*** DATA UNDER STUDY

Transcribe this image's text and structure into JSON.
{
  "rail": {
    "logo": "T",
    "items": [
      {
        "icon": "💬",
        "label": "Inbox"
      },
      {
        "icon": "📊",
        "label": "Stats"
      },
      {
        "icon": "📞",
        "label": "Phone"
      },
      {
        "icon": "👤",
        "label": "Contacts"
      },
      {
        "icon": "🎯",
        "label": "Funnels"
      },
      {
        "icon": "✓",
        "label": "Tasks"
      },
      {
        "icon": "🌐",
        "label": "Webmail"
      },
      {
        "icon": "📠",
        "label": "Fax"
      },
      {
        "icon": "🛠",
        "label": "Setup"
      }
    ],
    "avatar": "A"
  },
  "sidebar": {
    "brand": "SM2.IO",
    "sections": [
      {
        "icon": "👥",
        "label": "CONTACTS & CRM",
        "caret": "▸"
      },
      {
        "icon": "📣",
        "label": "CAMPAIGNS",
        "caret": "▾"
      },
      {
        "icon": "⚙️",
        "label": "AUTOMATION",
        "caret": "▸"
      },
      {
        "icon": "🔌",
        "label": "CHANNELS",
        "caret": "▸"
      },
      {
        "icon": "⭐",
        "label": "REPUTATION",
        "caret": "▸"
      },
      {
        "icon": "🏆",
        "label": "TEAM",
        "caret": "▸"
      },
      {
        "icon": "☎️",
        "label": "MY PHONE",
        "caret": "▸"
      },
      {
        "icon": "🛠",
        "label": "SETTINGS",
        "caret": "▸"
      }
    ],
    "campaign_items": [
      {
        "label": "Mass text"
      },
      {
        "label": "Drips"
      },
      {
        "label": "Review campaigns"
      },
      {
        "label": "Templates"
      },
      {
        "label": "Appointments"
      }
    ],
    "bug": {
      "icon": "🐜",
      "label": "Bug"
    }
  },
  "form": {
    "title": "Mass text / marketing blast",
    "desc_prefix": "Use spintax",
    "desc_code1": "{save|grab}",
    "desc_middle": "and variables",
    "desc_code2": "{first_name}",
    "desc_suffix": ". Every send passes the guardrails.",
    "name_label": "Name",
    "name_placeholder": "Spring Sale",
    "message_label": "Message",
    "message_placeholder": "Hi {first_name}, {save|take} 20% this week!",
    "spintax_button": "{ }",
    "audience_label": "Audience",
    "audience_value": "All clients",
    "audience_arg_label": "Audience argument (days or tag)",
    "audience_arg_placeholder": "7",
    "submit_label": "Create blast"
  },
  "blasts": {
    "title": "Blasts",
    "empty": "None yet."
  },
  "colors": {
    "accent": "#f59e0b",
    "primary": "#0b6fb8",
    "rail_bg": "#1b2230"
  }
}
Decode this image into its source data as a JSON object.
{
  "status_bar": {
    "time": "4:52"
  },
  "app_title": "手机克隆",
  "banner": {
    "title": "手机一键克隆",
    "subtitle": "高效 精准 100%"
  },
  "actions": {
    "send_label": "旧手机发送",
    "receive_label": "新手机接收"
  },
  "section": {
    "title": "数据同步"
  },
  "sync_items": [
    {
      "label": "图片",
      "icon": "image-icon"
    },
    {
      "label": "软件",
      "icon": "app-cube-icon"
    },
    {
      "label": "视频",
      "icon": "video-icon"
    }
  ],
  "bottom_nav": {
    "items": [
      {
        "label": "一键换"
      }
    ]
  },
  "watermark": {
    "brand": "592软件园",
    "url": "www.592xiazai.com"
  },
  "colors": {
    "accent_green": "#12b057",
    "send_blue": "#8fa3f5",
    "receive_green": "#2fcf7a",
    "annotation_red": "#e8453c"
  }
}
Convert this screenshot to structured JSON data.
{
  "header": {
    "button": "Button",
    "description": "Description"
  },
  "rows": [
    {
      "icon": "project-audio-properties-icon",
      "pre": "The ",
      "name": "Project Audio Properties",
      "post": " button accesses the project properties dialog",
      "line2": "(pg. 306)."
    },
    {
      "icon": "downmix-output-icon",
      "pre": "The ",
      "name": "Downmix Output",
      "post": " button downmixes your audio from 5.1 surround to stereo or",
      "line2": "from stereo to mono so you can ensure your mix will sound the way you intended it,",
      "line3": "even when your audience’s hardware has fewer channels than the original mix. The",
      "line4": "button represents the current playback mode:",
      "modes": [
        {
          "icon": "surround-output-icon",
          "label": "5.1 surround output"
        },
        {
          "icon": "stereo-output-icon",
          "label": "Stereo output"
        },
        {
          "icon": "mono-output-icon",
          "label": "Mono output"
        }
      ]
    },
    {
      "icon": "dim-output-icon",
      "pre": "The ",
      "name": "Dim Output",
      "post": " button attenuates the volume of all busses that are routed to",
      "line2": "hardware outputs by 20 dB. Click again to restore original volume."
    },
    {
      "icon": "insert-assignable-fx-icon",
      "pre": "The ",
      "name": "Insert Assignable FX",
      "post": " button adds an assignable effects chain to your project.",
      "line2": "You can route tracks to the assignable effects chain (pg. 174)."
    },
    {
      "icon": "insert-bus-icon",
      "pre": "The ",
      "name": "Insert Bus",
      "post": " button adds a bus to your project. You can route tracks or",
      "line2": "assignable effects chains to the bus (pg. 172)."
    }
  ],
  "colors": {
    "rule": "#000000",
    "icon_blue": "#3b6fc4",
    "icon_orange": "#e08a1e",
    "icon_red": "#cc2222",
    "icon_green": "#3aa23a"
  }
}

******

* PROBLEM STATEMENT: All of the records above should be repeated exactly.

* TASK SOLUTION:
Transcribe this image's text and structure into JSON.
{
  "rail": {
    "logo": "T",
    "items": [
      {
        "icon": "💬",
        "label": "Inbox"
      },
      {
        "icon": "📊",
        "label": "Stats"
      },
      {
        "icon": "📞",
        "label": "Phone"
      },
      {
        "icon": "👤",
        "label": "Contacts"
      },
      {
        "icon": "🎯",
        "label": "Funnels"
      },
      {
        "icon": "✓",
        "label": "Tasks"
      },
      {
        "icon": "🌐",
        "label": "Webmail"
      },
      {
        "icon": "📠",
        "label": "Fax"
      },
      {
        "icon": "🛠",
        "label": "Setup"
      }
    ],
    "avatar": "A"
  },
  "sidebar": {
    "brand": "SM2.IO",
    "sections": [
      {
        "icon": "👥",
        "label": "CONTACTS & CRM",
        "caret": "▸"
      },
      {
        "icon": "📣",
        "label": "CAMPAIGNS",
        "caret": "▾"
      },
      {
        "icon": "⚙️",
        "label": "AUTOMATION",
        "caret": "▸"
      },
      {
        "icon": "🔌",
        "label": "CHANNELS",
        "caret": "▸"
      },
      {
        "icon": "⭐",
        "label": "REPUTATION",
        "caret": "▸"
      },
      {
        "icon": "🏆",
        "label": "TEAM",
        "caret": "▸"
      },
      {
        "icon": "☎️",
        "label": "MY PHONE",
        "caret": "▸"
      },
      {
        "icon": "🛠",
        "label": "SETTINGS",
        "caret": "▸"
      }
    ],
    "campaign_items": [
      {
        "label": "Mass text"
      },
      {
        "label": "Drips"
      },
      {
        "label": "Review campaigns"
      },
      {
        "label": "Templates"
      },
      {
        "label": "Appointments"
      }
    ],
    "bug": {
      "icon": "🐜",
      "label": "Bug"
    }
  },
  "form": {
    "title": "Mass text / marketing blast",
    "desc_prefix": "Use spintax",
    "desc_code1": "{save|grab}",
    "desc_middle": "and variables",
    "desc_code2": "{first_name}",
    "desc_suffix": ". Every send passes the guardrails.",
    "name_label": "Name",
    "name_placeholder": "Spring Sale",
    "message_label": "Message",
    "message_placeholder": "Hi {first_name}, {save|take} 20% this week!",
    "spintax_button": "{ }",
    "audience_label": "Audience",
    "audience_value": "All clients",
    "audience_arg_label": "Audience argument (days or tag)",
    "audience_arg_placeholder": "7",
    "submit_label": "Create blast"
  },
  "blasts": {
    "title": "Blasts",
    "empty": "None yet."
  },
  "colors": {
    "accent": "#f59e0b",
    "primary": "#0b6fb8",
    "rail_bg": "#1b2230"
  }
}
Decode this image into its source data as a JSON object.
{
  "status_bar": {
    "time": "4:52"
  },
  "app_title": "手机克隆",
  "banner": {
    "title": "手机一键克隆",
    "subtitle": "高效 精准 100%"
  },
  "actions": {
    "send_label": "旧手机发送",
    "receive_label": "新手机接收"
  },
  "section": {
    "title": "数据同步"
  },
  "sync_items": [
    {
      "label": "图片",
      "icon": "image-icon"
    },
    {
      "label": "软件",
      "icon": "app-cube-icon"
    },
    {
      "label": "视频",
      "icon": "video-icon"
    }
  ],
  "bottom_nav": {
    "items": [
      {
        "label": "一键换"
      }
    ]
  },
  "watermark": {
    "brand": "592软件园",
    "url": "www.592xiazai.com"
  },
  "colors": {
    "accent_green": "#12b057",
    "send_blue": "#8fa3f5",
    "receive_green": "#2fcf7a",
    "annotation_red": "#e8453c"
  }
}
Convert this screenshot to structured JSON data.
{
  "header": {
    "button": "Button",
    "description": "Description"
  },
  "rows": [
    {
      "icon": "project-audio-properties-icon",
      "pre": "The ",
      "name": "Project Audio Properties",
      "post": " button accesses the project properties dialog",
      "line2": "(pg. 306)."
    },
    {
      "icon": "downmix-output-icon",
      "pre": "The ",
      "name": "Downmix Output",
      "post": " button downmixes your audio from 5.1 surround to stereo or",
      "line2": "from stereo to mono so you can ensure your mix will sound the way you intended it,",
      "line3": "even when your audience’s hardware has fewer channels than the original mix. The",
      "line4": "button represents the current playback mode:",
      "modes": [
        {
          "icon": "surround-output-icon",
          "label": "5.1 surround output"
        },
        {
          "icon": "stereo-output-icon",
          "label": "Stereo output"
        },
        {
          "icon": "mono-output-icon",
          "label": "Mono output"
        }
      ]
    },
    {
      "icon": "dim-output-icon",
      "pre": "The ",
      "name": "Dim Output",
      "post": " button attenuates the volume of all busses that are routed to",
      "line2": "hardware outputs by 20 dB. Click again to restore original volume."
    },
    {
      "icon": "insert-assignable-fx-icon",
      "pre": "The ",
      "name": "Insert Assignable FX",
      "post": " button adds an assignable effects chain to your project.",
      "line2": "You can route tracks to the assignable effects chain (pg. 174)."
    },
    {
      "icon": "insert-bus-icon",
      "pre": "The ",
      "name": "Insert Bus",
      "post": " button adds a bus to your project. You can route tracks or",
      "line2": "assignable effects chains to the bus (pg. 172)."
    }
  ],
  "colors": {
    "rule": "#000000",
    "icon_blue": "#3b6fc4",
    "icon_orange": "#e08a1e",
    "icon_red": "#cc2222",
    "icon_green": "#3aa23a"
  }
}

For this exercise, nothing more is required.